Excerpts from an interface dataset
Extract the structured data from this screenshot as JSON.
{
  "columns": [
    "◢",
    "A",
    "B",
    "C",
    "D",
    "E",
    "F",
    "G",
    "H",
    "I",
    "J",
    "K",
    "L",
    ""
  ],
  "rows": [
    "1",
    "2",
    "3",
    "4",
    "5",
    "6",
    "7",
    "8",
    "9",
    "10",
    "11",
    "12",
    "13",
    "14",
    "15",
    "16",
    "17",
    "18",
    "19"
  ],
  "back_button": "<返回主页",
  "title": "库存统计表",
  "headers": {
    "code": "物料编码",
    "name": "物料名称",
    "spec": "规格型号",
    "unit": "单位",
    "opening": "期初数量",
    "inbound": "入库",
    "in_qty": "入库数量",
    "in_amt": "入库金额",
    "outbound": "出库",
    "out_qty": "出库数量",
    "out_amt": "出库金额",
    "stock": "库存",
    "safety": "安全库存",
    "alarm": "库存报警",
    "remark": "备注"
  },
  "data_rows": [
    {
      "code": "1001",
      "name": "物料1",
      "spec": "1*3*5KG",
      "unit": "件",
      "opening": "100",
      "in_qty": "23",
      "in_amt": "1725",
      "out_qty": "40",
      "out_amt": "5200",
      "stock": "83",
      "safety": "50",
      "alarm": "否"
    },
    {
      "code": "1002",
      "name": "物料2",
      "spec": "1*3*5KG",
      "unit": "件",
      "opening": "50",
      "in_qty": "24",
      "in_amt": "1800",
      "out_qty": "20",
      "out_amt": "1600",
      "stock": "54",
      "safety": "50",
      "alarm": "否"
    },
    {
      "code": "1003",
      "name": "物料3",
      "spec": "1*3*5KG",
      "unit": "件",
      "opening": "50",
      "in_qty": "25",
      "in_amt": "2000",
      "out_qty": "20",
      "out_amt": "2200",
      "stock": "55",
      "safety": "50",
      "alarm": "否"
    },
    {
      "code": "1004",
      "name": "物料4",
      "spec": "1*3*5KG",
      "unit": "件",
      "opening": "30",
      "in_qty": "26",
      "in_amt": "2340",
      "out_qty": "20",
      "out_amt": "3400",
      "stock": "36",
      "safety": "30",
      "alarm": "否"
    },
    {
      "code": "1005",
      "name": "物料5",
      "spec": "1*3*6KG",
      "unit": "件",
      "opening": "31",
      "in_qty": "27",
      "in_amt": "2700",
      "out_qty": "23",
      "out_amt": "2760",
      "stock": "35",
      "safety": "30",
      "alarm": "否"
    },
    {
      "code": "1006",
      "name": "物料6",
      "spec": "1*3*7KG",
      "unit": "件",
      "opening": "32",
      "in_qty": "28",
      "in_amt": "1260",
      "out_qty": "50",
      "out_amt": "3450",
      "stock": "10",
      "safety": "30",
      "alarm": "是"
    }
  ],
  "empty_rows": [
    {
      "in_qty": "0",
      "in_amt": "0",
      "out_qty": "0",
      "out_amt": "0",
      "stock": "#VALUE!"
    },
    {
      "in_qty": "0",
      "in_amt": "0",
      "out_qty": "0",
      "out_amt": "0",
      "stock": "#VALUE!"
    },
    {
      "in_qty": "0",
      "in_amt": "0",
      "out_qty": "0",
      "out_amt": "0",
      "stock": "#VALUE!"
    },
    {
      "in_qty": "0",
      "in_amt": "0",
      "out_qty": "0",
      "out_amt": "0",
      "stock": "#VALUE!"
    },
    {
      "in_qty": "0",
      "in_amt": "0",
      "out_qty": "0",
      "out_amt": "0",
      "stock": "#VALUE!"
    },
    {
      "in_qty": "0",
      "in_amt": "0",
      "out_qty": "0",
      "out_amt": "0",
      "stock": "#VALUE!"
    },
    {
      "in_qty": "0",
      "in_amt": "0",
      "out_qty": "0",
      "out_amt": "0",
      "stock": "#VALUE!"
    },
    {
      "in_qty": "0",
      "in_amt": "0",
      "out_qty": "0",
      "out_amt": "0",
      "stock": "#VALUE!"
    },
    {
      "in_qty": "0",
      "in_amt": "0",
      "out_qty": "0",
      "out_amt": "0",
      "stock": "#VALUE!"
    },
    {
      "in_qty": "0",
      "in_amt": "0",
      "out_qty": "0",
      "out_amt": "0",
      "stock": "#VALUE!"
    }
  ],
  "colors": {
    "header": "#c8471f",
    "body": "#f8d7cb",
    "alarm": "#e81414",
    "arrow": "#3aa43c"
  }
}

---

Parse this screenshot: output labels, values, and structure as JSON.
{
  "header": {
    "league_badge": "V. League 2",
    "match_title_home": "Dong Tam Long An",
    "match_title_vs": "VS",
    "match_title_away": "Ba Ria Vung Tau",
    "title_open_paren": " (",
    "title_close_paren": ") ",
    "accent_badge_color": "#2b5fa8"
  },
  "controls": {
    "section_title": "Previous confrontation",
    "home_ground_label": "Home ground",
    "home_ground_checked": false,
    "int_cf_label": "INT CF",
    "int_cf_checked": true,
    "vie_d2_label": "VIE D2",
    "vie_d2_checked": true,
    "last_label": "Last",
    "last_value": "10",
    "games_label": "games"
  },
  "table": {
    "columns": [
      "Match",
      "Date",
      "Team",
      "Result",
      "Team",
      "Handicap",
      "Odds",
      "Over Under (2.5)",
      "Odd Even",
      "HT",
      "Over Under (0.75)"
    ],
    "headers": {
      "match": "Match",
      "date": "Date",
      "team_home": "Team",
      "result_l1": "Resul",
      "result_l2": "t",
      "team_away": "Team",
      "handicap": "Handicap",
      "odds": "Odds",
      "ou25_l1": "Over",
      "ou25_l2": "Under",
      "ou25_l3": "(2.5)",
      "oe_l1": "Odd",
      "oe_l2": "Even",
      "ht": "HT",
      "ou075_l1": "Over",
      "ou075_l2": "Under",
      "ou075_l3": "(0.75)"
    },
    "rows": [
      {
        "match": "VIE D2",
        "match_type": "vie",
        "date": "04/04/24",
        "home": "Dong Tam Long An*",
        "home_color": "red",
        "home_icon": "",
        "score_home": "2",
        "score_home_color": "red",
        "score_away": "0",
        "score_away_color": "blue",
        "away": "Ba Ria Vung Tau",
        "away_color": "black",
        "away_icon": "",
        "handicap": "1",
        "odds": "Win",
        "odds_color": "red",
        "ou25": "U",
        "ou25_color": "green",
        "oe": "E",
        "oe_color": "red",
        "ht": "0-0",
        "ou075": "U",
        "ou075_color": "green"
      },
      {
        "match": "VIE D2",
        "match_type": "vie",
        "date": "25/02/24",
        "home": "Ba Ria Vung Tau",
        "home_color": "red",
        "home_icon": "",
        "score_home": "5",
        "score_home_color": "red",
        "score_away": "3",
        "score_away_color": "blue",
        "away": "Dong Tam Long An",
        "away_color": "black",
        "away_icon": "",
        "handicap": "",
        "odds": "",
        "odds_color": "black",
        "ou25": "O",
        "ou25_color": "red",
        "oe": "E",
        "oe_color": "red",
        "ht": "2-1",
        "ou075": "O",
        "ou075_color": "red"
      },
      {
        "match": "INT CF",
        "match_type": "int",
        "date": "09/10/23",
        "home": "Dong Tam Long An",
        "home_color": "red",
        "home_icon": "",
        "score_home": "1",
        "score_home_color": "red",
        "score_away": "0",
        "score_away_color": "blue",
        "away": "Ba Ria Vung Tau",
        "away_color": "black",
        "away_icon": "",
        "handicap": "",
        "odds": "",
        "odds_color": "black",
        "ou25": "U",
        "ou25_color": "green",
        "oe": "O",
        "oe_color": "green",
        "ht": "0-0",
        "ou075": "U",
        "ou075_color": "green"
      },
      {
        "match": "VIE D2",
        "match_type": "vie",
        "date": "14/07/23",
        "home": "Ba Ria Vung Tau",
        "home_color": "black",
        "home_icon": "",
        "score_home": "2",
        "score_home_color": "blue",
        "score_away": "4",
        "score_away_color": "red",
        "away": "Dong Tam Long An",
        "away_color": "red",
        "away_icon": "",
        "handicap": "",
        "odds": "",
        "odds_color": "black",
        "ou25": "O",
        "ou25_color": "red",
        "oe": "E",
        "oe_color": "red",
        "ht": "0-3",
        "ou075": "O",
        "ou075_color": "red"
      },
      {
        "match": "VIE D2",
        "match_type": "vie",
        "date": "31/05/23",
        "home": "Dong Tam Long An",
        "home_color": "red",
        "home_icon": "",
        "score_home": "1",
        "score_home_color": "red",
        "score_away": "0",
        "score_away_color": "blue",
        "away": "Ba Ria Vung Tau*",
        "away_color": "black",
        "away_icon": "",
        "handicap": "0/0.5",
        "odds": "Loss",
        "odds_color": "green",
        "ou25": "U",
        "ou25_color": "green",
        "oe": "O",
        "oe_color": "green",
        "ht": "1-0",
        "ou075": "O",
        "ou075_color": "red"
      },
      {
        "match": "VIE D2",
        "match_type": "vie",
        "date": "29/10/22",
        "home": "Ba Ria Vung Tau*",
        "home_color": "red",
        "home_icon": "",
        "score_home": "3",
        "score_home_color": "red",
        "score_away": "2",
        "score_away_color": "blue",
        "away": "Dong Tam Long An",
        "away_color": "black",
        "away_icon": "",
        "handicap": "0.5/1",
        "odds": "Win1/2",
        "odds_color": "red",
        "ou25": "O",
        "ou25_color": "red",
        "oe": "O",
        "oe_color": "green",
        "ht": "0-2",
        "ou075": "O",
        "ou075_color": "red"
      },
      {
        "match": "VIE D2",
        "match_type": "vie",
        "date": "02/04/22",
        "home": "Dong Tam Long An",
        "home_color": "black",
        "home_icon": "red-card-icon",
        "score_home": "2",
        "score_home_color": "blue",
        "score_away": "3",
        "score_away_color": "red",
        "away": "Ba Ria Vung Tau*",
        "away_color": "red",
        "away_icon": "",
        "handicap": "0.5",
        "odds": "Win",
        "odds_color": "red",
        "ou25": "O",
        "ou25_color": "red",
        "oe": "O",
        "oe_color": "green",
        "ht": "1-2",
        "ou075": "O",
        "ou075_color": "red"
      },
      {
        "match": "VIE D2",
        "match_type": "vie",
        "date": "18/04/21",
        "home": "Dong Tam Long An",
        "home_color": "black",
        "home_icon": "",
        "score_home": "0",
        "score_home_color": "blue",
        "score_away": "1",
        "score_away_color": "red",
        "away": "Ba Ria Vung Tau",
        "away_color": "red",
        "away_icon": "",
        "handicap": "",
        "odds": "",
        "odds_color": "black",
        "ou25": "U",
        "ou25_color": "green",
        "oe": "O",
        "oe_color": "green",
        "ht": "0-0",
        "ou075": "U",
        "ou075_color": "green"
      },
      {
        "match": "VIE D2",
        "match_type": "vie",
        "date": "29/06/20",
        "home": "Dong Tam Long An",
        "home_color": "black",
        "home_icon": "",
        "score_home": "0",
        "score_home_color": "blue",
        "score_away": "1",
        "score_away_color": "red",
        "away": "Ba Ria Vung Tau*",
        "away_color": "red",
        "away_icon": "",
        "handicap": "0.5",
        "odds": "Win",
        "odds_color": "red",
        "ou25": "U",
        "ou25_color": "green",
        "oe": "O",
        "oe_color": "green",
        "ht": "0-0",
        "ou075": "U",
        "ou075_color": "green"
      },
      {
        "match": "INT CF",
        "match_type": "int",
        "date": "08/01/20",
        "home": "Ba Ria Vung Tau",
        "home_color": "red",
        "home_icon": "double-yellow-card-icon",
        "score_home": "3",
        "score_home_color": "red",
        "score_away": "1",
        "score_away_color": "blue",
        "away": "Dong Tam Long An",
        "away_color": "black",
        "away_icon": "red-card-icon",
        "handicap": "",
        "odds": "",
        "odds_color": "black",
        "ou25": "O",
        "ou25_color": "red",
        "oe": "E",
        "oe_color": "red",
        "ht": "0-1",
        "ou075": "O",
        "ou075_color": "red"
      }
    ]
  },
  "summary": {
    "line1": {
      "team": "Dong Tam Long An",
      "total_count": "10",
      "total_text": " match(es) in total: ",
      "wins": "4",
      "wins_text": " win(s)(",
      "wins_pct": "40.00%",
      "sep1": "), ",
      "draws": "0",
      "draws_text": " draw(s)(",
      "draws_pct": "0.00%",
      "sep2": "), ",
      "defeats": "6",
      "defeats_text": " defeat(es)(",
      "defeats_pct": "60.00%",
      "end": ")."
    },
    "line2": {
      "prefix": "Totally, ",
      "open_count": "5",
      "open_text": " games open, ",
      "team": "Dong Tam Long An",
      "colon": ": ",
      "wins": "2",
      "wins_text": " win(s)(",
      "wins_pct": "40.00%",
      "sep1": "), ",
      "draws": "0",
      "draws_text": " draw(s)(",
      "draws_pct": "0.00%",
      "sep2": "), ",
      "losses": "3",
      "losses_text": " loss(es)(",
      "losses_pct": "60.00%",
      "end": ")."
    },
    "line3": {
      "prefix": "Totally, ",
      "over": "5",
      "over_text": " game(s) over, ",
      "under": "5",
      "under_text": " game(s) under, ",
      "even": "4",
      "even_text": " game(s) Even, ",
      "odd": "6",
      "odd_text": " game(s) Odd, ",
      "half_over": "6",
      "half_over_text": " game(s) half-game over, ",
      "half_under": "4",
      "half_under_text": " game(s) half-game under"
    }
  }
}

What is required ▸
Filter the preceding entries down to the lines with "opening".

Completed exercise ▸
    "opening": "期初数量",
      "opening": "100",
      "opening": "50",
      "opening": "50",
      "opening": "30",
      "opening": "31",
      "opening": "32",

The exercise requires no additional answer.